*** Opening GIVEN ENTRIES ***

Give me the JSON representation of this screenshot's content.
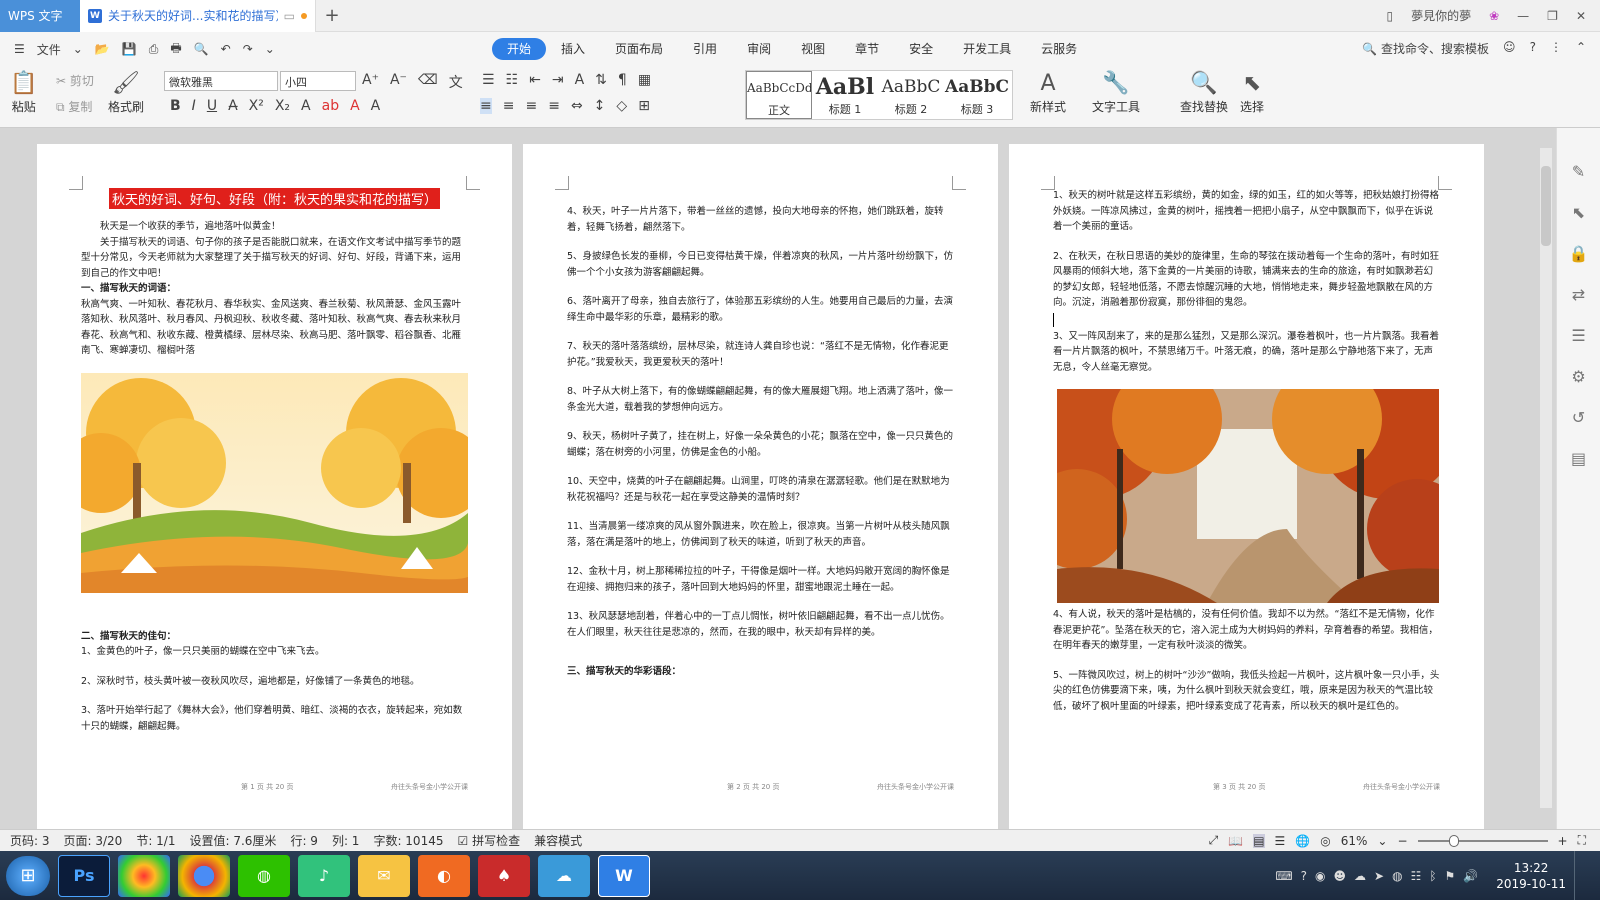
{
  "titlebar": {
    "app_label": "WPS 文字",
    "doc_tab_title": "关于秋天的好词...实和花的描写）",
    "new_tab": "+",
    "user_name": "夢見你的夢",
    "icons": [
      "book-icon",
      "minimize-icon",
      "restore-icon",
      "close-icon"
    ]
  },
  "menu": {
    "file_label": "文件",
    "tabs": [
      "开始",
      "插入",
      "页面布局",
      "引用",
      "审阅",
      "视图",
      "章节",
      "安全",
      "开发工具",
      "云服务"
    ],
    "active_tab": "开始",
    "search_label": "查找命令、搜索模板"
  },
  "ribbon": {
    "paste": "粘贴",
    "cut": "剪切",
    "copy": "复制",
    "format_painter": "格式刷",
    "font_name": "微软雅黑",
    "font_size": "小四",
    "styles": [
      {
        "preview": "AaBbCcDd",
        "label": "正文"
      },
      {
        "preview": "AaBl",
        "label": "标题 1"
      },
      {
        "preview": "AaBbC",
        "label": "标题 2"
      },
      {
        "preview": "AaBbC",
        "label": "标题 3"
      }
    ],
    "new_style": "新样式",
    "text_tools": "文字工具",
    "find_replace": "查找替换",
    "select": "选择"
  },
  "pages": {
    "p1": {
      "title": "秋天的好词、好句、好段（附：秋天的果实和花的描写）",
      "intro1": "秋天是一个收获的季节，遍地落叶似黄金！",
      "intro2": "关于描写秋天的词语、句子你的孩子是否能脱口就来，在语文作文考试中描写季节的题型十分常见，今天老师就为大家整理了关于描写秋天的好词、好句、好段，背诵下来，运用到自己的作文中吧！",
      "h_words": "一、描写秋天的词语：",
      "words": "秋高气爽、一叶知秋、春花秋月、春华秋实、金风送爽、春兰秋菊、秋风萧瑟、金风玉露叶落知秋、秋风落叶、秋月春风、丹枫迎秋、秋收冬藏、落叶知秋、秋高气爽、春去秋来秋月春花、秋高气和、秋收东藏、橙黄橘绿、层林尽染、秋高马肥、落叶飘零、稻谷飘香、北雁南飞、寒蝉凄切、榴榈叶落",
      "h_sent": "二、描写秋天的佳句：",
      "s1": "1、金黄色的叶子，像一只只美丽的蝴蝶在空中飞来飞去。",
      "s2": "2、深秋时节，枝头黄叶被一夜秋风吹尽，遍地都是，好像铺了一条黄色的地毯。",
      "s3": "3、落叶开始举行起了《舞林大会》，他们穿着明黄、暗红、淡褐的衣衣，旋转起来，宛如数十只的蝴蝶，翩翩起舞。",
      "footer_page": "第 1 页 共 20 页",
      "footer_right": "舟往头条号金小学公开课"
    },
    "p2": {
      "s4": "4、秋天，叶子一片片落下，带着一丝丝的遗憾，投向大地母亲的怀抱，她们跳跃着，旋转着，轻舞飞扬着，翩然落下。",
      "s5": "5、身披绿色长发的垂柳，今日已变得枯黄干燥，伴着凉爽的秋风，一片片落叶纷纷飘下，仿佛一个个小女孩为游客翩翩起舞。",
      "s6": "6、落叶离开了母亲，独自去旅行了，体验那五彩缤纷的人生。她要用自己最后的力量，去演绎生命中最华彩的乐章，最精彩的歌。",
      "s7": "7、秋天的落叶落落缤纷，层林尽染，就连诗人龚自珍也说：“落红不是无情物，化作春泥更护花。”我爱秋天，我更爱秋天的落叶！",
      "s8": "8、叶子从大树上落下，有的像蝴蝶翩翩起舞，有的像大雁展翅飞翔。地上洒满了落叶，像一条金光大道，载着我的梦想伸向远方。",
      "s9": "9、秋天，杨树叶子黄了，挂在树上，好像一朵朵黄色的小花；飘落在空中，像一只只黄色的蝴蝶；落在树旁的小河里，仿佛是金色的小船。",
      "s10": "10、天空中，烧黄的叶子在翩翩起舞。山涧里，叮咚的清泉在潺潺轻歌。他们是在默默地为秋花祝福吗？还是与秋花一起在享受这静美的温情时刻？",
      "s11": "11、当清晨第一缕凉爽的风从窗外飘进来，吹在脸上，很凉爽。当第一片树叶从枝头随风飘落，落在满是落叶的地上，仿佛闻到了秋天的味道，听到了秋天的声音。",
      "s12": "12、金秋十月，树上那稀稀拉拉的叶子，干得像是烟叶一样。大地妈妈敞开宽阔的胸怀像是在迎接、拥抱归来的孩子，落叶回到大地妈妈的怀里，甜蜜地跟泥土睡在一起。",
      "s13": "13、秋风瑟瑟地刮着，伴着心中的一丁点儿惆怅，树叶依旧翩翩起舞，看不出一点儿忧伤。在人们眼里，秋天往往是悲凉的，然而，在我的眼中，秋天却有异样的美。",
      "h_para": "三、描写秋天的华彩语段：",
      "footer_page": "第 2 页 共 20 页",
      "footer_right": "舟往头条号金小学公开课"
    },
    "p3": {
      "t1": "1、秋天的树叶就是这样五彩缤纷，黄的如金，绿的如玉，红的如火等等，把秋姑娘打扮得格外妖娆。一阵凉风拂过，金黄的树叶，摇拽着一把把小扇子，从空中飘飘而下，似乎在诉说着一个美丽的童话。",
      "t2": "2、在秋天，在秋日思语的美妙的旋律里，生命的琴弦在拨动着每一个生命的落叶，有时如狂风暴雨的倾斜大地，落下金黄的一片美丽的诗歌，铺满来去的生命的旅途，有时如飘渺若幻的梦幻女郎，轻轻地低落，不愿去惊醒沉睡的大地，悄悄地走来，舞步轻盈地飘散在风的方向。沉淀，消融着那份寂寞，那份徘徊的鬼怨。",
      "t3": "3、又一阵风刮来了，来的是那么猛烈，又是那么深沉。瀑卷着枫叶，也一片片飘落。我看着看一片片飘落的枫叶，不禁思绪万千。叶落无痕，的确，落叶是那么宁静地落下来了，无声无息，令人丝毫无察觉。",
      "t4": "4、有人说，秋天的落叶是枯槁的，没有任何价值。我却不以为然。“落红不是无情物，化作春泥更护花”。坠落在秋天的它，溶入泥土成为大树妈妈的养料，孕育着春的希望。我相信，在明年春天的嫩芽里，一定有秋叶淡淡的微笑。",
      "t5": "5、一阵微风吹过，树上的树叶“沙沙”做响，我低头捡起一片枫叶，这片枫叶象一只小手，头尖的红色仿佛要滴下来，咦，为什么枫叶到秋天就会变红，哦，原来是因为秋天的气温比较低，破坏了枫叶里面的叶绿素，把叶绿素变成了花青素，所以秋天的枫叶是红色的。",
      "footer_page": "第 3 页 共 20 页",
      "footer_right": "舟往头条号金小学公开课"
    }
  },
  "status": {
    "page_num": "页码: 3",
    "pages": "页面: 3/20",
    "section": "节: 1/1",
    "setting": "设置值: 7.6厘米",
    "row": "行: 9",
    "col": "列: 1",
    "words": "字数: 10145",
    "spell": "拼写检查",
    "compat": "兼容模式",
    "zoom": "61%",
    "zoom_level": 0.28
  },
  "taskbar": {
    "time": "13:22",
    "date": "2019-10-11",
    "apps": [
      "Ps",
      "",
      "",
      "",
      "",
      "",
      "",
      ""
    ]
  }
}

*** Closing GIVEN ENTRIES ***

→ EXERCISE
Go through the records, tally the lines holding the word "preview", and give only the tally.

→ RESPONSE TO THE EXERCISE
4